INDIANAPOLIS -- IndyCar drivers and owners have always considered Derrick Walker to be a beacon of leadership.
Now he's switching to what Walker calls the "dark" side.
The well-respected former team owner was hired Monday as IndyCar's new head of competition, ending the worst-kept secret in Indianapolis. Speculation that the 68-year-old Scotsman would lead the competition department kicked into high gear last week when four-time series champ Dario Franchitti, also a Scot, said Walker had been hired.
Turns out, it was all true.
"I know I'm not going to please everybody every day," Walker said. "There are going to be some days when some people will think I'm a jerk and there will be some days where I probably will be a jerk. I just hope there's more good days than jerk days."
Walker takes over May 27, the day after the Indianapolis 500 is scheduled to be run and what he'll find is an organization still trying to close the popularity gap with NASCAR.
Until then, he will continue to serve as general manager for Ed Carpenter Racing, the one-car team owned by Tony George's stepson. George's family owns Indianapolis Motor Speedway and George was the founder of the IndyCar Series. Walker said he would no longer represent Will Power or Simon Pagenaud, last year's IndyCar rookie of the year, as a consultant though his team would continue to run on the American Le Mans Series this season.

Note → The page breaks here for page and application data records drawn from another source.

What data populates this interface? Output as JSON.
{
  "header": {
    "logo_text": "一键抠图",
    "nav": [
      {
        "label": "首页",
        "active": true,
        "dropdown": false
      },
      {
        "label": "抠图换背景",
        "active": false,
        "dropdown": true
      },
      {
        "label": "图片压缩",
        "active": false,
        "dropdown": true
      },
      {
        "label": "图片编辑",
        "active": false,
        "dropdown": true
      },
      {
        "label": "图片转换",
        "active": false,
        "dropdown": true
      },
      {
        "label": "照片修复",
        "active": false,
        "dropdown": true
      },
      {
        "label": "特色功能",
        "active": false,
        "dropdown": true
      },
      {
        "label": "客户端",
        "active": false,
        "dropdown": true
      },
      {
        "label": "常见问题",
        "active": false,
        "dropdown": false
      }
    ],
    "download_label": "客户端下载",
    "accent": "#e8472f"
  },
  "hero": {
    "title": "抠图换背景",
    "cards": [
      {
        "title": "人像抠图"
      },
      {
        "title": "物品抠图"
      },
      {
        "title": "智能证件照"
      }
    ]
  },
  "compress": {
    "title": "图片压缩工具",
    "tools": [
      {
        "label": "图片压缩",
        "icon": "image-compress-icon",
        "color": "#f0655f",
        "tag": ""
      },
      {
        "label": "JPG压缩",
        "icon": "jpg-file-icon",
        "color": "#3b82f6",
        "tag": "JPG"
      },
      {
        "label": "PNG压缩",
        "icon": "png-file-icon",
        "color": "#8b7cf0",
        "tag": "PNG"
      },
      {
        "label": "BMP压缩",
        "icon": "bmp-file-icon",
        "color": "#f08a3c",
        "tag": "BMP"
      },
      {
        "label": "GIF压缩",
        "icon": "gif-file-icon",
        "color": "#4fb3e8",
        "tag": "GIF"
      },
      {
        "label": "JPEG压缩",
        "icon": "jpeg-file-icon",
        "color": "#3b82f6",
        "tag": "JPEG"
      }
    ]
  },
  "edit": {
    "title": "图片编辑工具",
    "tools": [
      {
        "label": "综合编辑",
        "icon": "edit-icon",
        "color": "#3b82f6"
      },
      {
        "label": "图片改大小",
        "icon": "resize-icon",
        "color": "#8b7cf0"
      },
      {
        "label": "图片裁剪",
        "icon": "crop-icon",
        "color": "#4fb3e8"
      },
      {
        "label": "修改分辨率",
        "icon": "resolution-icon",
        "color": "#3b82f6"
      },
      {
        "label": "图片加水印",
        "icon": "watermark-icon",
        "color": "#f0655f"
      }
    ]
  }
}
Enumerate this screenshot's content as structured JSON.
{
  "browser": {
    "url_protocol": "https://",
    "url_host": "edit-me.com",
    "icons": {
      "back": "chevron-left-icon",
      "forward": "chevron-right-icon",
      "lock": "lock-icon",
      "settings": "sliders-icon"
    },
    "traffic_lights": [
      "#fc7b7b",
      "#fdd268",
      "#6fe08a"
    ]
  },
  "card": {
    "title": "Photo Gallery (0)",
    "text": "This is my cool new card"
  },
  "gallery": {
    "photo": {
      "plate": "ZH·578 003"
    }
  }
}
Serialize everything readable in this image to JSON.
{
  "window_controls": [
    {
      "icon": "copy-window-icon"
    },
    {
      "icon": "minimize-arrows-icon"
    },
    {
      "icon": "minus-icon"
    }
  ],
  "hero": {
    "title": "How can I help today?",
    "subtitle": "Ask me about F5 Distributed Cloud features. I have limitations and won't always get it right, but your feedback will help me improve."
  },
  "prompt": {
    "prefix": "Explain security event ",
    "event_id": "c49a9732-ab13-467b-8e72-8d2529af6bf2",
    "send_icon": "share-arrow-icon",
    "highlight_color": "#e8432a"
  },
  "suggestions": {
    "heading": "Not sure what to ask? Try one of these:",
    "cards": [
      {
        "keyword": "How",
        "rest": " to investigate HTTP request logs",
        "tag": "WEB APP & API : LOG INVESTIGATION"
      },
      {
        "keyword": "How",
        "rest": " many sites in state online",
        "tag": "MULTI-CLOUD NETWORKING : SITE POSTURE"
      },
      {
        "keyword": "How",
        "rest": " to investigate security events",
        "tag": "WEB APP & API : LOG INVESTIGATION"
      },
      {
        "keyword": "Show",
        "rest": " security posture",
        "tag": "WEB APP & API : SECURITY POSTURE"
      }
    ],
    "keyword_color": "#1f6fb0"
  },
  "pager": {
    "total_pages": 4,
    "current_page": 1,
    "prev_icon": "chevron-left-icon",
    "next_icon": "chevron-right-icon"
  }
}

It's a whole new start for Walker, who is now talking about containing costs and improving safety -- issues that have become annual themes since the series was founded in 1996 -- while fans continue to urge officials to boost speeds. Walker's job is finding the balance between drivers' concerns, fans' wishes and team limits.
The good news is that drivers and owners feel like they finally have someone from their side working in the series office.
"He gives you exactly what you need from that side," said Josef Newgarden, who drives for Fisher -- the only woman to own an IndyCar team. "There are two equations there. You've got to figure out how to please the fans and the outside world and you've got to please the inside world of the drivers and teams. I think Derrick is the perfect guy for those inside the wall because he knows how to run a race team, and I think he's able to bridge that gap between the fans and the race teams."
Walker started his racing career as a chief mechanic and built his reputation by working with or for some of the biggest names in racing history -- Graham Hill, Rick Mears, Roger Penske, and Al and Bobby Unser. He eventually started his own team, winning six races and 16 poles in 19 seasons. He also was a trendsetter, helping Willy T. Ribbs became the first black driver to qualify for the Indianapolis 500 and later giving Sarah Fisher a foothold in the series.
And after more than four decades in racing, he's ready for a change.
Those who know him believe IndyCar picked the right guy.
"Derrick has done a phenomenal job for ECR," Carpenter said, referring to his own team. "He really was the architect of our team and helped us establish a very strong foundation that will continue to lead to future successes. I am confident he will do an outstanding job at IndyCar. He will be an asset there that will help the race teams within the series."
Walker has a much larger challenge looming.
Despite having one its best seasons on the track, the television ratings continue to lag far behind those of NASCAR. There's little Walker can do about the television contract.
The more immediate concern is getting fans to the track. Outside of a handful of venues, the series has not been drawing big crowds, something Walker believes can change if the teams are able to limit expenses.
"We need to reduce the inflationary aspect of it because owners don't just get (hit with) it, the fans get it because the costs get passed on to them in the form of ticket prices," Walker said.
He does not pretend to know everything.
Walker said he will spend the next few weeks pulling double duty -- working to keep Carpenter's burgeoning race team near the front of the pack while trying to get initiated into the world of racing executive.
Walker will report directly to Mark Miles, the chief executive of Hulman & Co. and the man who made the decision to hire him. Miles said race director Beaux Barfield, Brian Barnhart, the president of IndyCar operations and strategy, and Will Phillips, the series' vice-president of technology, will all now report to Walker.
"I have no doubt we will be more stitched together as a team," said Miles, who was previously in charge of Indy's Super Bowl committee. "I think we'll be a higher performing team under his (Walker's) leadership."
First, though, Walker must get comfortable in a job he never dreamed of taking until Miles offered.
"I am going to the dark side," Walker said, drawing laughter. "There are a lot of good people at IndyCar that have been on that side of the fence a lot longer than me."